Other Instagrammers build up massive followings and the most successful of them do it by shooting in a very consistent style – whether on their iPhone or by uploading images from their SLR cameras isn’t always clear, but consistency seems to be the key issue. I personally prefer to share a mixture of portfolio, experimental and personal-moment (drunk in the pub) snaps. I might take a photo of some recently published work and share it on Instagram so people get a better idea of the kind of work I do. I simultaneously share my Instagram posts on Twitter and sometimes Facebook too, which means I can reach an even wider audience.
If you’re on Instagram look me up @takeagander and let me see what you do. One account I’ve been especially impressed with recently is @tonytanktop who creates larger images from tiles of individual ones. A brilliant way of using the technology and the sharing platform in an unexpected way. I suggest you look him up too and prepare to be dazzled.
I think it’s fair to say, I’m starting to understand Instagram a lot better. It’s becoming a business tool as well as a way to have fun.

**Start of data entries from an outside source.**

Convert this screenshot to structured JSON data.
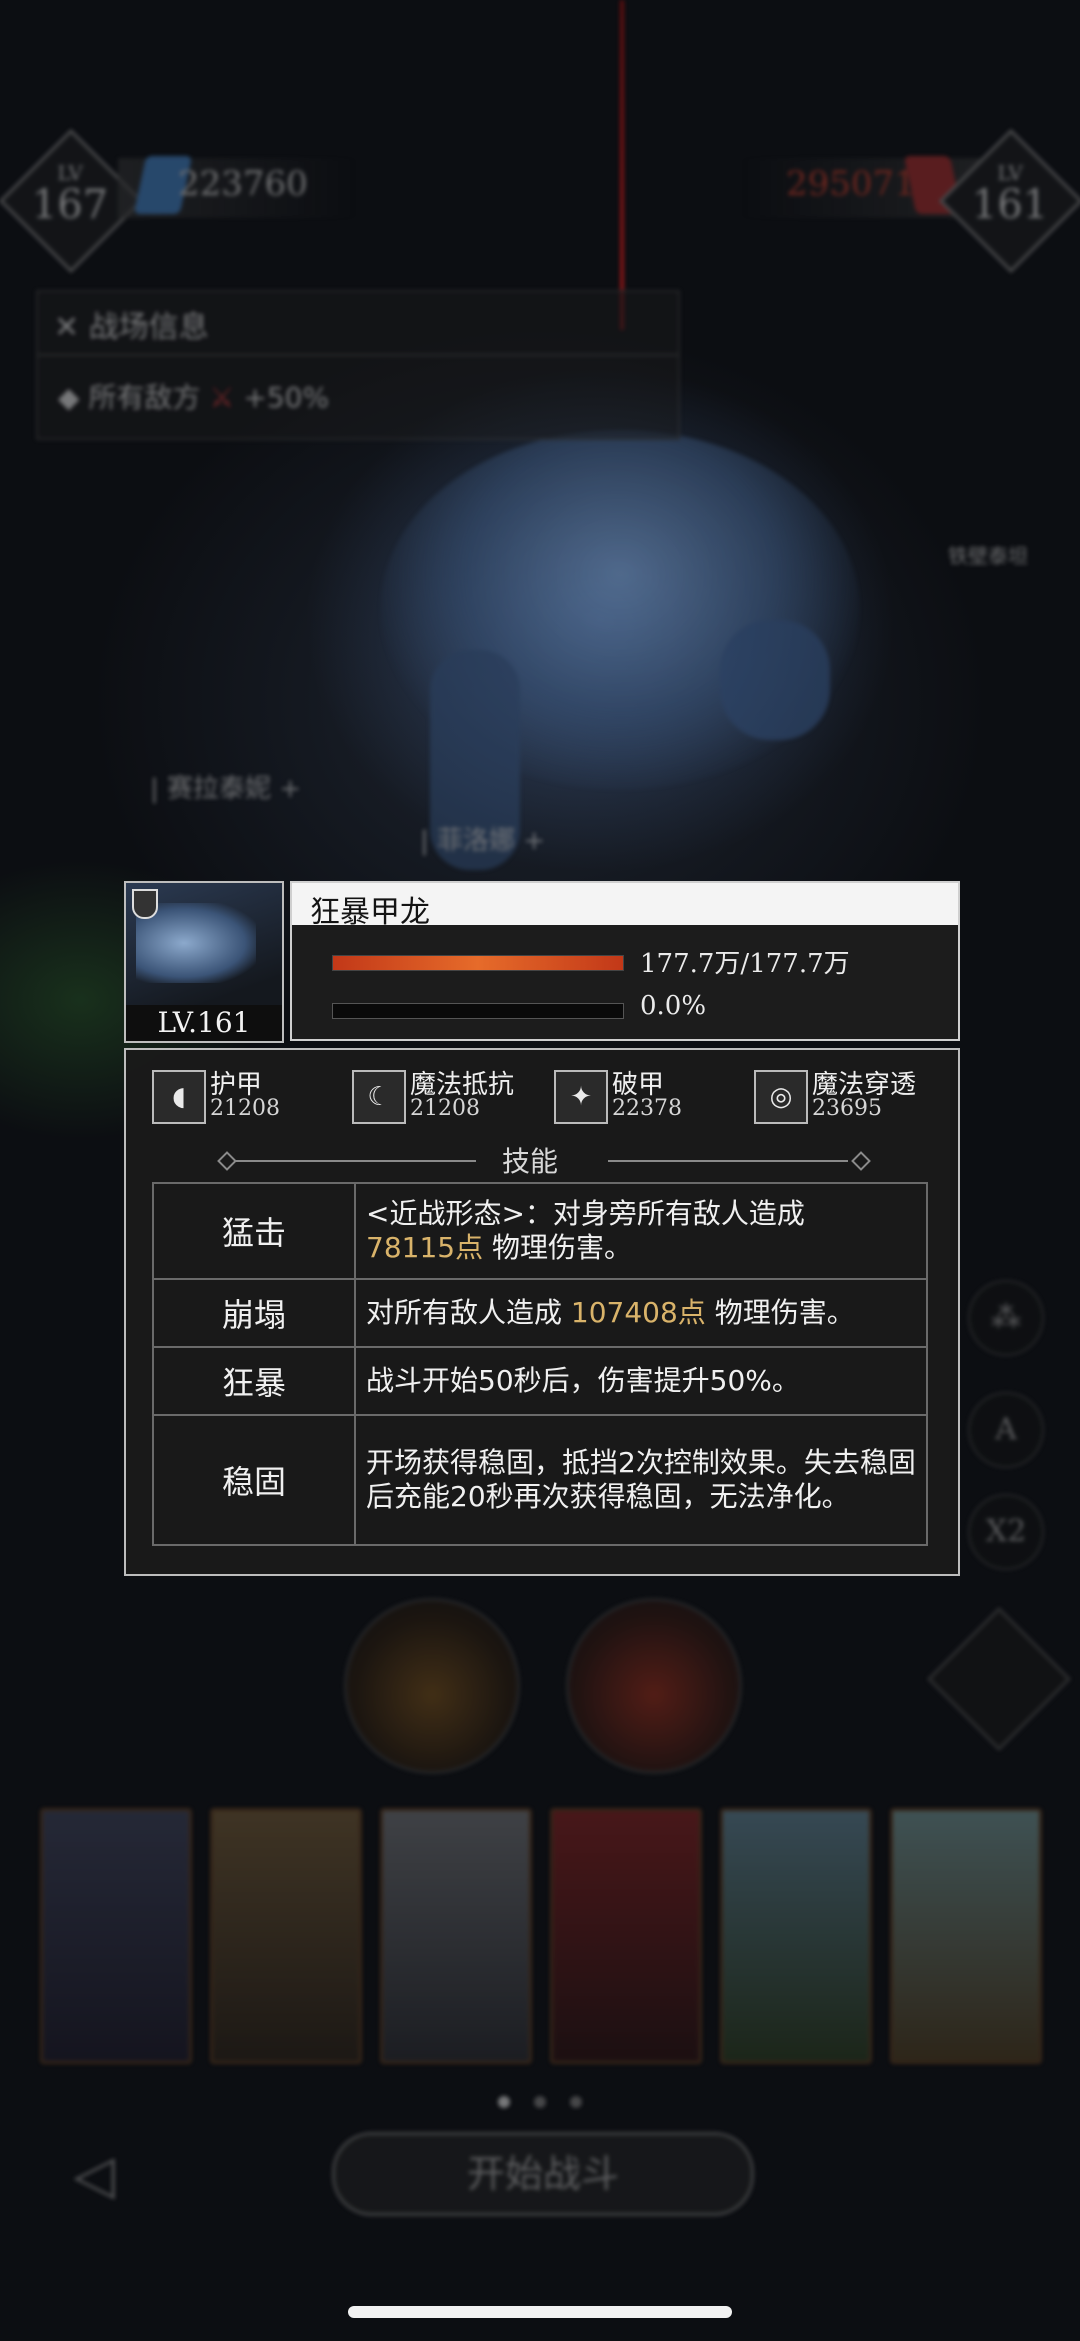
{
  "hud": {
    "player_level_label": "LV",
    "player_level": "167",
    "player_power": "223760",
    "enemy_power": "295071",
    "enemy_level_label": "LV",
    "enemy_level": "161",
    "battle_info_title": "战场信息",
    "battle_buff_prefix": "所有敌方",
    "battle_buff_mark": "⚔",
    "battle_buff_value": "+50%",
    "side_labels": [
      "铁壁泰坦",
      "赛拉泰妮",
      "菲洛娜"
    ],
    "speed_buttons": [
      "A",
      "X2"
    ]
  },
  "boss": {
    "name": "狂暴甲龙",
    "level": "LV.161",
    "hp_text": "177.7万/177.7万",
    "hp_fraction": 1.0,
    "shield_text": "0.0%",
    "shield_fraction": 0.0
  },
  "stats": [
    {
      "label": "护甲",
      "value": "21208",
      "icon": "armor-icon"
    },
    {
      "label": "魔法抵抗",
      "value": "21208",
      "icon": "magic-resist-icon"
    },
    {
      "label": "破甲",
      "value": "22378",
      "icon": "armor-break-icon"
    },
    {
      "label": "魔法穿透",
      "value": "23695",
      "icon": "magic-penetration-icon"
    }
  ],
  "skills_heading": "技能",
  "skills": [
    {
      "name": "猛击",
      "desc_pre": "<近战形态>：对身旁所有敌人造成",
      "highlight": "78115点",
      "desc_post": " 物理伤害。"
    },
    {
      "name": "崩塌",
      "desc_pre": "对所有敌人造成 ",
      "highlight": "107408点",
      "desc_post": " 物理伤害。"
    },
    {
      "name": "狂暴",
      "desc_pre": "战斗开始50秒后，伤害提升50%。",
      "highlight": "",
      "desc_post": ""
    },
    {
      "name": "稳固",
      "desc_pre": "开场获得稳固，抵挡2次控制效果。失去稳固后充能20秒再次获得稳固，无法净化。",
      "highlight": "",
      "desc_post": ""
    }
  ],
  "footer": {
    "start_label": "开始战斗",
    "colors": {
      "accent_gold": "#d9b36a",
      "hp_red": "#c23818"
    }
  }
}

My initial cynicism (and I’m a natural cynic about these things) has given way to greater curiosity to explore more boundaries.
June 25, 2012
This week’s massive news is that I finally succumbed and upgraded to an iPhone 4s. I know the iPhone 5 is on the horizon and it’ll probably have interchangeable lenses, hover mode and a function for printing money, but I don’t need those things.
However, anyone who thinks I’m behind the times in mobile phonery should consider I got my first mobile in 1990, a barely-pocketable Phillips for which I paid about £500 up-front just so I could make calls at a cost per minute that would make a lawyer envious. I made very few outgoing calls.
You wouldn’t believe the similarities between the iPhone and the Phillips of yore. Both mess up the shape of your smoking jacket when carried in the pocket, and both have a battery life shorter than Jimmie Krankie’s inside leg measurement, but among the thrilling features not found on the Phillips is the camera.
People rave about the iPhone 4s camera and the various apps you can use with it, the most popular being Instagram. With a few friends already using Instagram I had to give it a go and early indications are I will have to watch my step or become hopelessly addicted to photographing flakey old doors, kittens, funny signs and the sun as it shines through translucent leaves, cobwebs and dandelion heads.
I think it’s fair to say though that Instagram is more about the filters and effects than about the content of the images. You can take a photo that previously would have been fit for the bin and make it quirky and interesting by fiddling around with it, adding a vignette and a sepia cast or whatever you fancy.
Is it still photography? Well, yes I suppose it is. It might not be photojournalism. Much of the time it might not even result in an interesting photo, but if photography is about looking at the world in a different way, Instagram seems to be about looking at photography in a different way. I’m not a huge fan of the billions of images uploaded to the web every second of every day, but it’s not a tsunami that will stop any time soon, and I’m now responsible for a small share of that.
What iPhonography (yuckword) and apps like Instagram allow me to do though is step outside of being a professional photographer and explore a less serious side. If I wield an SLR people expect me to take great pictures of whatever I’m looking at. With an iPhone I can join the party and use photography as a bit of fun and no one will expect me to produce stunning art. Either that, or they’ll see my Instagram efforts and think it represents my professional work.
Now that I think about it some more, I wonder if that Phillips still works? It might just save my reputation.